■ **EXERCISE DIRECTIONS**
Find every line in the records below that contains "this", and copy it.

■ **THE DATA**
──────

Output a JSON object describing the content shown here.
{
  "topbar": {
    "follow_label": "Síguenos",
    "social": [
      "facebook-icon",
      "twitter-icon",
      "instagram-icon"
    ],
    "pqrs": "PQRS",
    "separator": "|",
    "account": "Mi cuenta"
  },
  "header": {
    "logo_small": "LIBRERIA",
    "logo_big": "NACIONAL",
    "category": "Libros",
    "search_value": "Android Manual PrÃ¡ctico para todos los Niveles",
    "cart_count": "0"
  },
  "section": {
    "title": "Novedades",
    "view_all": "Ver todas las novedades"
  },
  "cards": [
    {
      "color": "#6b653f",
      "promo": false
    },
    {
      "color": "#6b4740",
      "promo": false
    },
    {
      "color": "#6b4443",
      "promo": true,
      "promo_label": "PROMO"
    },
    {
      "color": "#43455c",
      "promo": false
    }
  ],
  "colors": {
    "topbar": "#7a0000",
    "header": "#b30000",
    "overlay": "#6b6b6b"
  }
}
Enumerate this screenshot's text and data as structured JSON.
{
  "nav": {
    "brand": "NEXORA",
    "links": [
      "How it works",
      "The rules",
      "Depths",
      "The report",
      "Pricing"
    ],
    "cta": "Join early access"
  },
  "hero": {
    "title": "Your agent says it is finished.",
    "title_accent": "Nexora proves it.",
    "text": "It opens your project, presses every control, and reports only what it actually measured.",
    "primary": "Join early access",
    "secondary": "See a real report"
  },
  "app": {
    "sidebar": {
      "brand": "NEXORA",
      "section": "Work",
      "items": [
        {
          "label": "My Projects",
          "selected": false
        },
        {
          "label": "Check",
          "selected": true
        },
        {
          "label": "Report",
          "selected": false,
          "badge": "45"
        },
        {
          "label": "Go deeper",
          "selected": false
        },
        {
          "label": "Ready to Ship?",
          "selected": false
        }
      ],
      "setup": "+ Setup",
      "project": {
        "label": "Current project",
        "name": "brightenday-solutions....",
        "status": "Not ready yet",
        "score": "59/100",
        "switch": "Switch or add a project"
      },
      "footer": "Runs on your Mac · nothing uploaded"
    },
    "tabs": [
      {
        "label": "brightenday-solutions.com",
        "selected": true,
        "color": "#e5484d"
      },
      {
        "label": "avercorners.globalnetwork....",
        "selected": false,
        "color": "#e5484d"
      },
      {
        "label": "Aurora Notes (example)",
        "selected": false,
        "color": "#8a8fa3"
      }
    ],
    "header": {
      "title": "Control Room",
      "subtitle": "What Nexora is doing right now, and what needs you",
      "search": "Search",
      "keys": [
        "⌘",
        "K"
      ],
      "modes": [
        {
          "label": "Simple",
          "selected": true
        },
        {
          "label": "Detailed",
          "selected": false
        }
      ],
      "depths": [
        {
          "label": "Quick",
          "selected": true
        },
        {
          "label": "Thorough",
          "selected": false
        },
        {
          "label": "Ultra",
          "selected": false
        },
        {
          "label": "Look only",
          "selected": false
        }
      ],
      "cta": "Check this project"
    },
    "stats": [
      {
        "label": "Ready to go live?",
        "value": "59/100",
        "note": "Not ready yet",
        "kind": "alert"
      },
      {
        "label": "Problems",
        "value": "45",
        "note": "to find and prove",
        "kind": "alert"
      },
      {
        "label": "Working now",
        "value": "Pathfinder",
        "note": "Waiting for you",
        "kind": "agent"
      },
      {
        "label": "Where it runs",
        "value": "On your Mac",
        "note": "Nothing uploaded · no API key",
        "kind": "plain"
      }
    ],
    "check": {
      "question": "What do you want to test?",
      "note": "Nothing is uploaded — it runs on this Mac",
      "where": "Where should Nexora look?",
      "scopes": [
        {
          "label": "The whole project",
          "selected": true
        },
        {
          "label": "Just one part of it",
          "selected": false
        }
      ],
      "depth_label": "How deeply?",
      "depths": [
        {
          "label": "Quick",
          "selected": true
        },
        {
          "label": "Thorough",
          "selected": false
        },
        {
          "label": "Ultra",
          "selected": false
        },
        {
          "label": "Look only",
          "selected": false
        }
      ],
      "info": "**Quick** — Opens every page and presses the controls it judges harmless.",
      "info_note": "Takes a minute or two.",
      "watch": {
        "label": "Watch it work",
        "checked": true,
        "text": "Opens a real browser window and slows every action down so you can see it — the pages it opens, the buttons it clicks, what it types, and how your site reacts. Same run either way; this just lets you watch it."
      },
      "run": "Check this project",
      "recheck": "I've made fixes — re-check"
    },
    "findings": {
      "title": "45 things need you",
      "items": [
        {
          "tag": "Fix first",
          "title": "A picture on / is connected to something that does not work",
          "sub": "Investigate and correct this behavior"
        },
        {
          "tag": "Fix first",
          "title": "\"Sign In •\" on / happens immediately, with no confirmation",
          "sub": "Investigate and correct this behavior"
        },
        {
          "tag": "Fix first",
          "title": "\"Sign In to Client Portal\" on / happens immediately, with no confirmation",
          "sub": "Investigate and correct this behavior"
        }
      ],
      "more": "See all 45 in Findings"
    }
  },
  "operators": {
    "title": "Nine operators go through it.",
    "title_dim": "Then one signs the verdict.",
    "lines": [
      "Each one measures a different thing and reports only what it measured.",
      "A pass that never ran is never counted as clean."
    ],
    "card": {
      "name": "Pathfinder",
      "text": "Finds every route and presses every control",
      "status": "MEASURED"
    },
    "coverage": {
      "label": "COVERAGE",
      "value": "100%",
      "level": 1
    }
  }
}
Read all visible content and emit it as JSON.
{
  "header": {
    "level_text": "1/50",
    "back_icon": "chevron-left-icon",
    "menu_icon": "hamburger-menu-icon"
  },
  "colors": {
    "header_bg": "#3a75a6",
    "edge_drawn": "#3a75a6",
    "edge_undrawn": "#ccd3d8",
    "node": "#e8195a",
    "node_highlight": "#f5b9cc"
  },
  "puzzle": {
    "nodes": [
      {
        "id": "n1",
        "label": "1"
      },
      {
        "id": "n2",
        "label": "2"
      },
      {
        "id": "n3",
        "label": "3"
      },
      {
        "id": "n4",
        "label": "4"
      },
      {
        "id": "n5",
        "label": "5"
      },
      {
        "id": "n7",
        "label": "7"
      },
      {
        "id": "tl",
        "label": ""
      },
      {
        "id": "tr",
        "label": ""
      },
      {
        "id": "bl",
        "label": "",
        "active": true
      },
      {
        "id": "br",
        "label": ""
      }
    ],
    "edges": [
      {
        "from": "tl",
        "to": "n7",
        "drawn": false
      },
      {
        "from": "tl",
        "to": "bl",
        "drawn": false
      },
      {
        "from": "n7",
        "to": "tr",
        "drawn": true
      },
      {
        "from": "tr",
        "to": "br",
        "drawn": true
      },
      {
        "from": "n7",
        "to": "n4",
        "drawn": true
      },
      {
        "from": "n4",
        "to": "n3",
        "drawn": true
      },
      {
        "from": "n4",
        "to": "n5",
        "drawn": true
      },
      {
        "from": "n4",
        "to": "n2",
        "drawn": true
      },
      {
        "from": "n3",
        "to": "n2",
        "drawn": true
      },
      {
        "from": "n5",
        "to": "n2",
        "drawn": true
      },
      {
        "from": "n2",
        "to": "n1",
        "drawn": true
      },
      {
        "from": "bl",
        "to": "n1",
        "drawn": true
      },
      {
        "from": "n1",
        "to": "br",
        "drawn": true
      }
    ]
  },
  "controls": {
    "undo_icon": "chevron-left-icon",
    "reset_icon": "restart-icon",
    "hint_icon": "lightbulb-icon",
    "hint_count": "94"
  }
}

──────

■ **TASK OUTPUT**
Enumerate this screenshot's text and data as structured JSON.
      "cta": "Check this project"
      "note": "Nothing is uploaded — it runs on this Mac",
        "text": "Opens a real browser window and slows every action down so you can see it — the pages it opens, the buttons it clicks, what it types, and how your site reacts. Same run either way; this just lets you watch it."
      "run": "Check this project",
          "sub": "Investigate and correct this behavior"
          "sub": "Investigate and correct this behavior"
          "sub": "Investigate and correct this behavior"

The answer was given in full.